In the mineral department, cauliflower is rich in Potassium, followed by Phosphorus, Calcium, and Magnesium.
There are trace amounts of Selenium, Iron, Zinc, Manganese, and Fluoride.
Cauliflower contains Omega-3 and Omega-6 fatty acids.
In the photo at the top of the page, the dehydrated cauliflower looks rather brown, but don't worry about that as it turns back to white when it's re-hydrated!
Let the cauliflower thaw out (in its bag, unopened) in your kitchen sink in a bowl of tepid water if you're short on time, otherwise let the cauliflower bag thaw out for around an hour in your kitchen sink, unopened, then chop and put on the trays.

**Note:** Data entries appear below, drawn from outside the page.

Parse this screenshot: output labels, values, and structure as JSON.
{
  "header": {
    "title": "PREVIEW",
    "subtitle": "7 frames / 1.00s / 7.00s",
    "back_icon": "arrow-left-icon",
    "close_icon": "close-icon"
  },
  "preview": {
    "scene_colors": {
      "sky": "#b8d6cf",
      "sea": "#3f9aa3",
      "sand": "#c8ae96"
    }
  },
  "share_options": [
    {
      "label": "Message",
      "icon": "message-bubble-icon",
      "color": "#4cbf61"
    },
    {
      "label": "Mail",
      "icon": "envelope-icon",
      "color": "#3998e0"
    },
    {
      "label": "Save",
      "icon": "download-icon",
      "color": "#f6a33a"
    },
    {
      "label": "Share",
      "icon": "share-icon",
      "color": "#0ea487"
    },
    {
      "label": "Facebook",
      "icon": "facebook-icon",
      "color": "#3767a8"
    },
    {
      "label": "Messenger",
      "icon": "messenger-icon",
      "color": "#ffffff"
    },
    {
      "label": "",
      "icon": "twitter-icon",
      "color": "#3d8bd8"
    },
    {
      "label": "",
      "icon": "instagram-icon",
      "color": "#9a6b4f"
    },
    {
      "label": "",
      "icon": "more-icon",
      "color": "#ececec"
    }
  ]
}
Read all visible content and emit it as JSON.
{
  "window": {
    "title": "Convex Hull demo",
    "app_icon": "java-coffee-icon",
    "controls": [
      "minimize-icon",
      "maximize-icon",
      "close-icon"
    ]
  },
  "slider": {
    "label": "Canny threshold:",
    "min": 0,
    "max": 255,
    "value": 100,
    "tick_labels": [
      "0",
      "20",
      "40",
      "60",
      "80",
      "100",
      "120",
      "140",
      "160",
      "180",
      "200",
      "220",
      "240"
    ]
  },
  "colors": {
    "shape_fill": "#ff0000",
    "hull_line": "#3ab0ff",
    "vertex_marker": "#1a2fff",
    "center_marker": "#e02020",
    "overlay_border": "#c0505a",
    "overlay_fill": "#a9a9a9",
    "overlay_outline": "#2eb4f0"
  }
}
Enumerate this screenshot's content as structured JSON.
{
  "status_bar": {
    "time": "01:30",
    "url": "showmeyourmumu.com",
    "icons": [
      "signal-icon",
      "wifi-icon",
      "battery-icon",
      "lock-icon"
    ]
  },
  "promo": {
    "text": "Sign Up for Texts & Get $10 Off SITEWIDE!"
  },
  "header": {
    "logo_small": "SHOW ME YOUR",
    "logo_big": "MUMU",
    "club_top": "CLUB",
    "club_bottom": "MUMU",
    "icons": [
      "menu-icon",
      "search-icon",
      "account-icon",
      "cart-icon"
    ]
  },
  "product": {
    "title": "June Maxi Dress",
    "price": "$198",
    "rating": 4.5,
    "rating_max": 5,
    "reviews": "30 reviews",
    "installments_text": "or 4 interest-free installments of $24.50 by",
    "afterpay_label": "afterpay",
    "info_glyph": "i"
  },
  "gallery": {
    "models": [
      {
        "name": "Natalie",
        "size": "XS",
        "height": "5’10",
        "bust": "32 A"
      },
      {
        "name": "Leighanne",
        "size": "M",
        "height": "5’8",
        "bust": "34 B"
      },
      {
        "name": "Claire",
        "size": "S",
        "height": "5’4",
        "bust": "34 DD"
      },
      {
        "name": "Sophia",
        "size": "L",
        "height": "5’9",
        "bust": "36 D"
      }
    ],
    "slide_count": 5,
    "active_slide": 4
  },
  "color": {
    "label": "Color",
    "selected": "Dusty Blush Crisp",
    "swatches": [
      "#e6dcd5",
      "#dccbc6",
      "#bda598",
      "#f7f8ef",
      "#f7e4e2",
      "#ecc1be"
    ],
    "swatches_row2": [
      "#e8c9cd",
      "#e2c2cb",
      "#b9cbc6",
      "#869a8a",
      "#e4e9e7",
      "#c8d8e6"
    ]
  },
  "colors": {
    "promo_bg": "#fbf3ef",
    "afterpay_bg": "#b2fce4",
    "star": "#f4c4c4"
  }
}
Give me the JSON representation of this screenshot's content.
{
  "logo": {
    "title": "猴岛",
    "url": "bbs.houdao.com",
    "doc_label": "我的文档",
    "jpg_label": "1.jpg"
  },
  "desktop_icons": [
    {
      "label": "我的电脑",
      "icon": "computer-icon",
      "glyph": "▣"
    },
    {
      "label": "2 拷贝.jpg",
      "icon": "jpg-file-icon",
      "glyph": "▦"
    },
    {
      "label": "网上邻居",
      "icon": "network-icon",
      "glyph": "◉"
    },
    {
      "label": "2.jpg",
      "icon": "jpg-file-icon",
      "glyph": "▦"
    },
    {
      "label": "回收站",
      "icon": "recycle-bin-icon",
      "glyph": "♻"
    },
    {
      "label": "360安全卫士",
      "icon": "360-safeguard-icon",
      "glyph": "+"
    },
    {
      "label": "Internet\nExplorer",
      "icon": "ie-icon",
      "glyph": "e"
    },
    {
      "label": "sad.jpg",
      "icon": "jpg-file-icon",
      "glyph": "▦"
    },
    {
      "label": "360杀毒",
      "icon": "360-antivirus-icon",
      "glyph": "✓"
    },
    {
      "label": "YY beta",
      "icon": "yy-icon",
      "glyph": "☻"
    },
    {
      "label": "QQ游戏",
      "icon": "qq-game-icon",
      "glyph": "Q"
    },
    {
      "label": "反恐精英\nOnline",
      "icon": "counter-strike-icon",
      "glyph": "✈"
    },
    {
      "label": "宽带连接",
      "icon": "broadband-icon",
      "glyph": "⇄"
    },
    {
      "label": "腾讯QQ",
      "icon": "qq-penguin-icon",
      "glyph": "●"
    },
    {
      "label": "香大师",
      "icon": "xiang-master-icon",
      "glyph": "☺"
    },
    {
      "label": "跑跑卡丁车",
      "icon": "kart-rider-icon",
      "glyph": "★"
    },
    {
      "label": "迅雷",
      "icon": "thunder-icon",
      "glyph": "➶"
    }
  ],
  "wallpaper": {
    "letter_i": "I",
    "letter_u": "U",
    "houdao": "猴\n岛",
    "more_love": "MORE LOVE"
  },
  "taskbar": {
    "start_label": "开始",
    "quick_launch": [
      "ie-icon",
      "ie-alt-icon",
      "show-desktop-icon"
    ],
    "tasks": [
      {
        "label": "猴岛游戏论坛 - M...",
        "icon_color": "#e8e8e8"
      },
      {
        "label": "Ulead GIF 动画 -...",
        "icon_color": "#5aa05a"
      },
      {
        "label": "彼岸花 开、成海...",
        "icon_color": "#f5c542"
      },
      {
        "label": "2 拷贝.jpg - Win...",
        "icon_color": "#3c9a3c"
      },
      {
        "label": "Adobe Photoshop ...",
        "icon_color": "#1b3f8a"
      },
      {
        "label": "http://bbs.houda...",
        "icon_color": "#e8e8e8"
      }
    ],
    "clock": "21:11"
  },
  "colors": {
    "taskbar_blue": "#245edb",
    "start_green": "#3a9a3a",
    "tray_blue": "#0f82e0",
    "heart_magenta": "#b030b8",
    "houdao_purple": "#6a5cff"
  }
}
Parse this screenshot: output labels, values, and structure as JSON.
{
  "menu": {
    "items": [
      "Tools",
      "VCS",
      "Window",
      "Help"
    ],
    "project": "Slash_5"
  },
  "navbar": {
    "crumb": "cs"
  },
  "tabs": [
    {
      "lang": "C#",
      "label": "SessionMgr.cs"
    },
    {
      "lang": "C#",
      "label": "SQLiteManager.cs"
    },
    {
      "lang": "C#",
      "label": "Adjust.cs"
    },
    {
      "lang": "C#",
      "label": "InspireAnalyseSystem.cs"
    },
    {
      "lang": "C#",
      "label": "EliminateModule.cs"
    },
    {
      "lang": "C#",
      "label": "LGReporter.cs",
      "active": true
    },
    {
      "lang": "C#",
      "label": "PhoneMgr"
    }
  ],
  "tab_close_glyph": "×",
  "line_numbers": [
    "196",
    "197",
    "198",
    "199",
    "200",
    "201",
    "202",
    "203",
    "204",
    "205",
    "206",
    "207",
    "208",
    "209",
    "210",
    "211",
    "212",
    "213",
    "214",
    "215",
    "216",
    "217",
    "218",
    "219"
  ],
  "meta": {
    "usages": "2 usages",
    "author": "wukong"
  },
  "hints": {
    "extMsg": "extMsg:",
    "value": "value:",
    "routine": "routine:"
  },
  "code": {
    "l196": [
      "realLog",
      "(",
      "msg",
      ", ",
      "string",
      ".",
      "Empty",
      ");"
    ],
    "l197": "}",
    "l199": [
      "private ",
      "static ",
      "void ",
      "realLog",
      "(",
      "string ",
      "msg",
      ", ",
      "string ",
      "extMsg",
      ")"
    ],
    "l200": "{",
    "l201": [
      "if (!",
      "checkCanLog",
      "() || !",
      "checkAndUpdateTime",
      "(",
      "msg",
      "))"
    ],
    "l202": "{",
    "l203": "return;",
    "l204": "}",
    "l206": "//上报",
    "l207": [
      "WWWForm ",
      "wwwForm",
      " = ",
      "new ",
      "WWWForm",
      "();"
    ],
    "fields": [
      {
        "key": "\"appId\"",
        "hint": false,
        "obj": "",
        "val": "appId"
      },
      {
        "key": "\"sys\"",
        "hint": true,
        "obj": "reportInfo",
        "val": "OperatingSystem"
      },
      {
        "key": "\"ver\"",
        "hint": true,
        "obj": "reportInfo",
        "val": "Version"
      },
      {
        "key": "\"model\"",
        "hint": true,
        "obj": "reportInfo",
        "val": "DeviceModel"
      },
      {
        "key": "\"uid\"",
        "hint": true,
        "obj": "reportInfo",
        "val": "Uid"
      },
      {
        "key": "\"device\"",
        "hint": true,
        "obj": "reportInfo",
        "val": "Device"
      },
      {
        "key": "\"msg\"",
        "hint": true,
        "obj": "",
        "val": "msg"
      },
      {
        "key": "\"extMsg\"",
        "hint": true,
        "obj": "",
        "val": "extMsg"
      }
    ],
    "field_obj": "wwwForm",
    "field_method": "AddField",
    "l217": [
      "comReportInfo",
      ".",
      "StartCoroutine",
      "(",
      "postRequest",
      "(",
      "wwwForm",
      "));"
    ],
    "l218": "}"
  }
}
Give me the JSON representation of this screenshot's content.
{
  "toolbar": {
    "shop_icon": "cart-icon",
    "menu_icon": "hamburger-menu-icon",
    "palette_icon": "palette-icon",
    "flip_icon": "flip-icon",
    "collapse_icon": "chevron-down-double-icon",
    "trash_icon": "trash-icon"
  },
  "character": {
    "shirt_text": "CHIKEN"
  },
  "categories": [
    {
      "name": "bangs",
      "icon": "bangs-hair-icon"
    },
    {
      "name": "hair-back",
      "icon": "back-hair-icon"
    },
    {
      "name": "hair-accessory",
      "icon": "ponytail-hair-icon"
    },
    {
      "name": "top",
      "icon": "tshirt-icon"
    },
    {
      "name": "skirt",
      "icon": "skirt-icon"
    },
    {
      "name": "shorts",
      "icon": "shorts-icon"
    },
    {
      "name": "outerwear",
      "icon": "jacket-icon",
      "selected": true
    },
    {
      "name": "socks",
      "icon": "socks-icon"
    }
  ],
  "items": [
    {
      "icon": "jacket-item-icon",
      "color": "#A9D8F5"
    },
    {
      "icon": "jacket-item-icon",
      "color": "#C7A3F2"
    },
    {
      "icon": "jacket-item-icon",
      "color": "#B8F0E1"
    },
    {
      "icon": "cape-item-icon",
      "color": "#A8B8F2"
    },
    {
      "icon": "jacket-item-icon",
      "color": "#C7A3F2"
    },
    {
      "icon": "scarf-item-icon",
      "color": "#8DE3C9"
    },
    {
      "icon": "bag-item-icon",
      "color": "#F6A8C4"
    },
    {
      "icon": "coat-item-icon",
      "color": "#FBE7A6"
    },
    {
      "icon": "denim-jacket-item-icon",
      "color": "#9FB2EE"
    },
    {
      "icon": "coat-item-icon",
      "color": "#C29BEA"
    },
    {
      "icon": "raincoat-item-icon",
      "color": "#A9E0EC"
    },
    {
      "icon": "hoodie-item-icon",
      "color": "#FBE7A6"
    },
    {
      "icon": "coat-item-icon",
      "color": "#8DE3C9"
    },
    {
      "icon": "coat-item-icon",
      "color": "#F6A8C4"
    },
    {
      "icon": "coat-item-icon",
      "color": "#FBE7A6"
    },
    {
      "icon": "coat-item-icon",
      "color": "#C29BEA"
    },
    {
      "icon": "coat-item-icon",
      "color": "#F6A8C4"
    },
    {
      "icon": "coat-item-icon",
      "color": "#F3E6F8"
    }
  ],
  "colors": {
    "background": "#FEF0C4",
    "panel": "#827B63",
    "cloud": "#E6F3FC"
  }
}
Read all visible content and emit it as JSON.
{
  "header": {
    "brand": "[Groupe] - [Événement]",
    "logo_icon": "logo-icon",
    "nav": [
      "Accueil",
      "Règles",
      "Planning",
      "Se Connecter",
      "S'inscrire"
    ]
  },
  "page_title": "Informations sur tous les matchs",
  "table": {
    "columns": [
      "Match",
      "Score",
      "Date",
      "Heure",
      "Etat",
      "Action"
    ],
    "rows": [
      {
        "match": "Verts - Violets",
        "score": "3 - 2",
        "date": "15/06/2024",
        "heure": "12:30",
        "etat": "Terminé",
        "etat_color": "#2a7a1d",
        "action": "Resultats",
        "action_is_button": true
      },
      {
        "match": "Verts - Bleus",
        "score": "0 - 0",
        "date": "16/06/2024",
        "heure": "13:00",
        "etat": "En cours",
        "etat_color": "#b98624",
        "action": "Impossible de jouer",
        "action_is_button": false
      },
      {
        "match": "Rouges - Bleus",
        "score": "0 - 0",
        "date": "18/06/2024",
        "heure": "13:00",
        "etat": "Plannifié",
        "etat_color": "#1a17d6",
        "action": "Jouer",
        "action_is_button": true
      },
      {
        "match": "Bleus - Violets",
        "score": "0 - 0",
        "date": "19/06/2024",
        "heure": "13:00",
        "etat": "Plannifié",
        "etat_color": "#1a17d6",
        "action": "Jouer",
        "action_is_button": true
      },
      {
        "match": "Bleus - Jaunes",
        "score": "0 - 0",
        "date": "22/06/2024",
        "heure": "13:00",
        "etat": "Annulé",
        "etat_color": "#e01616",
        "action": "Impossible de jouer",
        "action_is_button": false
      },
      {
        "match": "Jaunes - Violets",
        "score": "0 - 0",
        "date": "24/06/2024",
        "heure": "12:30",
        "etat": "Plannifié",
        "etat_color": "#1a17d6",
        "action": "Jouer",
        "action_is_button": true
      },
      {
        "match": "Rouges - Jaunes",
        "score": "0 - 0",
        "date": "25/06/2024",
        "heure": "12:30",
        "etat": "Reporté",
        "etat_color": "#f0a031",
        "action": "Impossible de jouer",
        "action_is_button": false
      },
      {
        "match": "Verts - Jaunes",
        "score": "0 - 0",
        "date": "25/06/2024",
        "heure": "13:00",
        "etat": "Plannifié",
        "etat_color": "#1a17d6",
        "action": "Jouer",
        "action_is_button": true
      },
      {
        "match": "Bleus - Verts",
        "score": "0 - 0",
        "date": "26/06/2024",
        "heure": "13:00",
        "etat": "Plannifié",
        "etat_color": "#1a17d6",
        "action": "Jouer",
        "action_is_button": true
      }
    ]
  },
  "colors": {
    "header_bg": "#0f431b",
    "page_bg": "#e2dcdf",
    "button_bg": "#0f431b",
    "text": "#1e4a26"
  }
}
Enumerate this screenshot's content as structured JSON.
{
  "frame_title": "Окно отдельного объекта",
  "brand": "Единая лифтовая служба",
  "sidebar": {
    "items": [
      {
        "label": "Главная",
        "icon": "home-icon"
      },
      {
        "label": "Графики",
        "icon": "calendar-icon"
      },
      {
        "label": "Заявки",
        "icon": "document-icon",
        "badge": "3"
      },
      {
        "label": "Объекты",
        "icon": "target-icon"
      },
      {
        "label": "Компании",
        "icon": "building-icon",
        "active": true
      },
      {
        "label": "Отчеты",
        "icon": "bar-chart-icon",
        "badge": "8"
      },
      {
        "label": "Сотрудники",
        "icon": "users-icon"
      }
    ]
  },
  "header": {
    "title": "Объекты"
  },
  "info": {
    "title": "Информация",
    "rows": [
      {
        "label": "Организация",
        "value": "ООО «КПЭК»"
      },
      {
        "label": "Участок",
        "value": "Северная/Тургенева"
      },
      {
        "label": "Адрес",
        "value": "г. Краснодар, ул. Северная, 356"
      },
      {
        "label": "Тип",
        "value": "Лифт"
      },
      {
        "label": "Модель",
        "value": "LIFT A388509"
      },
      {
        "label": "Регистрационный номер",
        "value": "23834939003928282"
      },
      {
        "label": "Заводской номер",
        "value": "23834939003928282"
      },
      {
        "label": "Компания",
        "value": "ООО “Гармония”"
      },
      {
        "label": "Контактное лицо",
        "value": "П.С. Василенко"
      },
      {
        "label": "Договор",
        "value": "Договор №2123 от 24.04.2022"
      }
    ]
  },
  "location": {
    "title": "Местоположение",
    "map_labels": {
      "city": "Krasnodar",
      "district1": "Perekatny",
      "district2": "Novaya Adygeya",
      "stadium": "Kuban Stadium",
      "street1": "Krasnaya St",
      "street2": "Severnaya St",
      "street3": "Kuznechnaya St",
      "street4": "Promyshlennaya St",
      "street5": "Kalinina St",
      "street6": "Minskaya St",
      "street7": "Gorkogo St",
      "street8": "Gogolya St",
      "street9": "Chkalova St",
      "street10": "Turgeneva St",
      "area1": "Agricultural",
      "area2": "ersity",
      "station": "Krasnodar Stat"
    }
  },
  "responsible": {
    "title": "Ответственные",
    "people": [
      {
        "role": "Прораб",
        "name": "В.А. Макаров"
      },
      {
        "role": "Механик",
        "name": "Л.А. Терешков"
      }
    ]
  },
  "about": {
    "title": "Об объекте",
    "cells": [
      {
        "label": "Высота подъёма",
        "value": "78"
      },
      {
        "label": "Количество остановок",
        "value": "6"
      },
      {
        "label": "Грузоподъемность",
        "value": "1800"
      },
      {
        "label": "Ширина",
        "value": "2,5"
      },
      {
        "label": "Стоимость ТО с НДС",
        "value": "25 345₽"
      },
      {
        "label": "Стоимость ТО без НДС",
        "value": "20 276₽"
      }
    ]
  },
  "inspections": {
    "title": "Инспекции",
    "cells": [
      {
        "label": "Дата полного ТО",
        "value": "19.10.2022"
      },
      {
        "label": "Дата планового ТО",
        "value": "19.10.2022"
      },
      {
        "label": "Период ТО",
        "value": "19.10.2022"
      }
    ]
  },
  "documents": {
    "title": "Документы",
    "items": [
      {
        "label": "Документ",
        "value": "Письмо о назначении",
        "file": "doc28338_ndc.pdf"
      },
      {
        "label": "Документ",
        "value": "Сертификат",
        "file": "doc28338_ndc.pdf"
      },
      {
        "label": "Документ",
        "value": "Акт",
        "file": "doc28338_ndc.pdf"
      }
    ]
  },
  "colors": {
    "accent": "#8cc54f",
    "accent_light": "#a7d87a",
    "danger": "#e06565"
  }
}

If thawing the frozen cauliflower by the water-in-the-bowl method, keep changing out the tepid water in the bowl until the cauliflower has thawed sufficiently for you to be able to cut (feel the pieces while they're still in the bag until they're soft enough). This will probably take about 10 minutes.
If using frozen cauliflower, ignore steps 1 and 2.